#### [TRY IT]
If a record holds a picture, drop the picture and copy everything else exactly.
BEGIN
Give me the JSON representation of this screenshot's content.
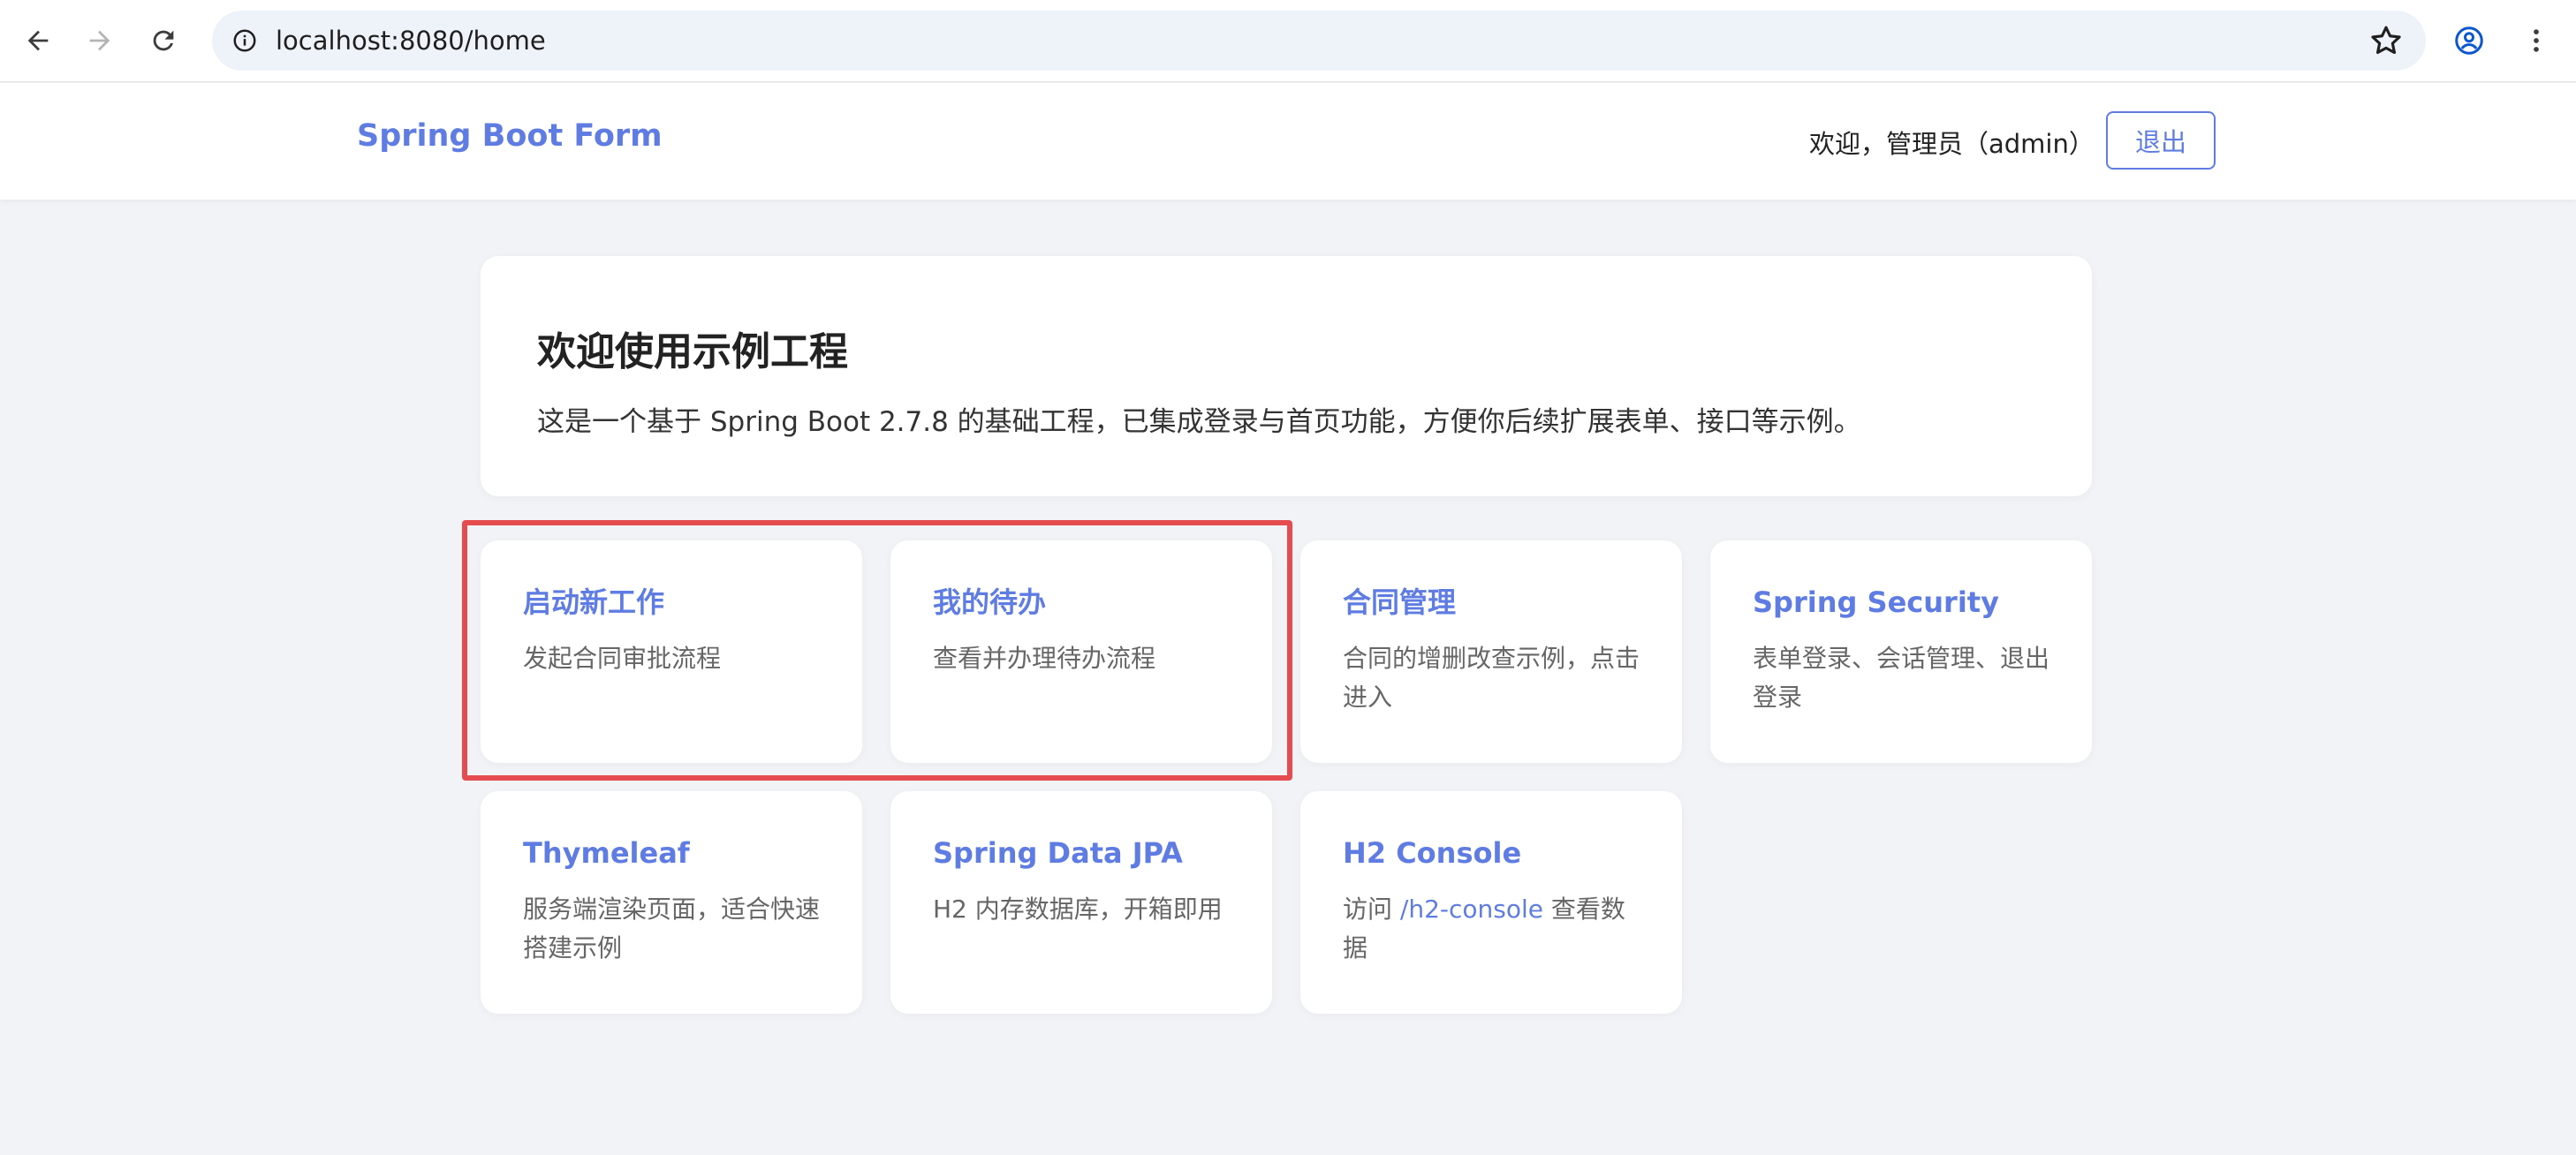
{
  "browser": {
    "url": "localhost:8080/home"
  },
  "header": {
    "brand": "Spring Boot Form",
    "welcome": "欢迎，管理员（admin）",
    "logout_label": "退出"
  },
  "intro": {
    "title": "欢迎使用示例工程",
    "description": "这是一个基于 Spring Boot 2.7.8 的基础工程，已集成登录与首页功能，方便你后续扩展表单、接口等示例。"
  },
  "cards": [
    {
      "title": "启动新工作",
      "desc": "发起合同审批流程"
    },
    {
      "title": "我的待办",
      "desc": "查看并办理待办流程"
    },
    {
      "title": "合同管理",
      "desc": "合同的增删改查示例，点击进入"
    },
    {
      "title": "Spring Security",
      "desc": "表单登录、会话管理、退出登录"
    },
    {
      "title": "Thymeleaf",
      "desc": "服务端渲染页面，适合快速搭建示例"
    },
    {
      "title": "Spring Data JPA",
      "desc": "H2 内存数据库，开箱即用"
    },
    {
      "title": "H2 Console",
      "desc_prefix": "访问 ",
      "desc_link": "/h2-console",
      "desc_suffix": " 查看数据"
    }
  ],
  "colors": {
    "accent": "#5e7ce2",
    "highlight": "#e54c4f"
  }
}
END
#### [REPLY TO THE TASK]
Give me the JSON representation of this screenshot's content.
{
  "browser": {
    "url": "localhost:8080/home"
  },
  "header": {
    "brand": "Spring Boot Form",
    "welcome": "欢迎，管理员（admin）",
    "logout_label": "退出"
  },
  "intro": {
    "title": "欢迎使用示例工程",
    "description": "这是一个基于 Spring Boot 2.7.8 的基础工程，已集成登录与首页功能，方便你后续扩展表单、接口等示例。"
  },
  "cards": [
    {
      "title": "启动新工作",
      "desc": "发起合同审批流程"
    },
    {
      "title": "我的待办",
      "desc": "查看并办理待办流程"
    },
    {
      "title": "合同管理",
      "desc": "合同的增删改查示例，点击进入"
    },
    {
      "title": "Spring Security",
      "desc": "表单登录、会话管理、退出登录"
    },
    {
      "title": "Thymeleaf",
      "desc": "服务端渲染页面，适合快速搭建示例"
    },
    {
      "title": "Spring Data JPA",
      "desc": "H2 内存数据库，开箱即用"
    },
    {
      "title": "H2 Console",
      "desc_prefix": "访问 ",
      "desc_link": "/h2-console",
      "desc_suffix": " 查看数据"
    }
  ],
  "colors": {
    "accent": "#5e7ce2",
    "highlight": "#e54c4f"
  }
}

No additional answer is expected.